Monday, December 3, 2007

Richard Barnes

When I was in Italy this summer, I think one of the most interesting experiences was going to La Specola, which is Florence's slightly decrepit natural history museum. The museum is filled with rooms and rooms of glass display cases with dusty old taxidermied animals. For the most part, little or no context is provided for the display of the animals, they are simply lined up next to each other on shelves. The whole thing was interesting on a few levels. One thought I had was about how much museum design has changed over the years, and how we now expect to find context for our exhibits. But even when context is provided, the museum is at its core a somewhat false experience. Exhibits may make the pretense at being inclusive or objective, but really, they have been filtered and constructed to a high degree.

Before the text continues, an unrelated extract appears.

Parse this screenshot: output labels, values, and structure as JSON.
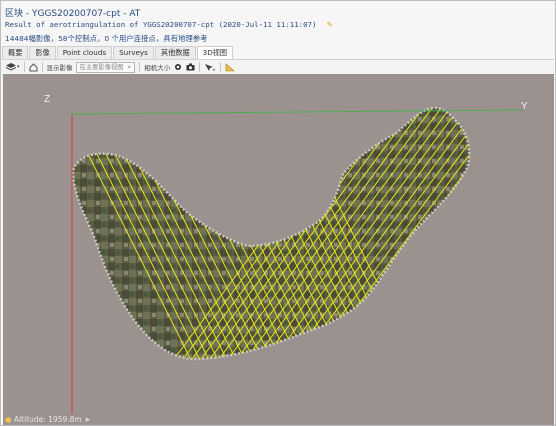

Which brings us to the photographer I'm posting about here. With his Animal Logic series, Richard Barnes highlights these falsities through showing museum exhibits in a state of construction. His work also brings up issues of preservation and restoration. On a larger scale, I think that Animal Logic can be taken as a comment on the construction of our perception of reality.

And Alec Soth thinks he's pretty cool too.

A while ago, Monica posted on another artist working with taxidermy, Maurizio Catttelan. I think that there are also stylistic connections between Richard Barnes and the last two artists I posted about.


by Cade Overton said...

his Murmur series is also pretty sweet, and Alec Soth also thinks it's alright.

Greg Thielker said...

See also the museum photographs from Sugimoto. I agree- a high degree of artificiality, except that we go there to experience it. Zoos are like this too- styrofoam rocks and plastic trees. Is this depressing or curious?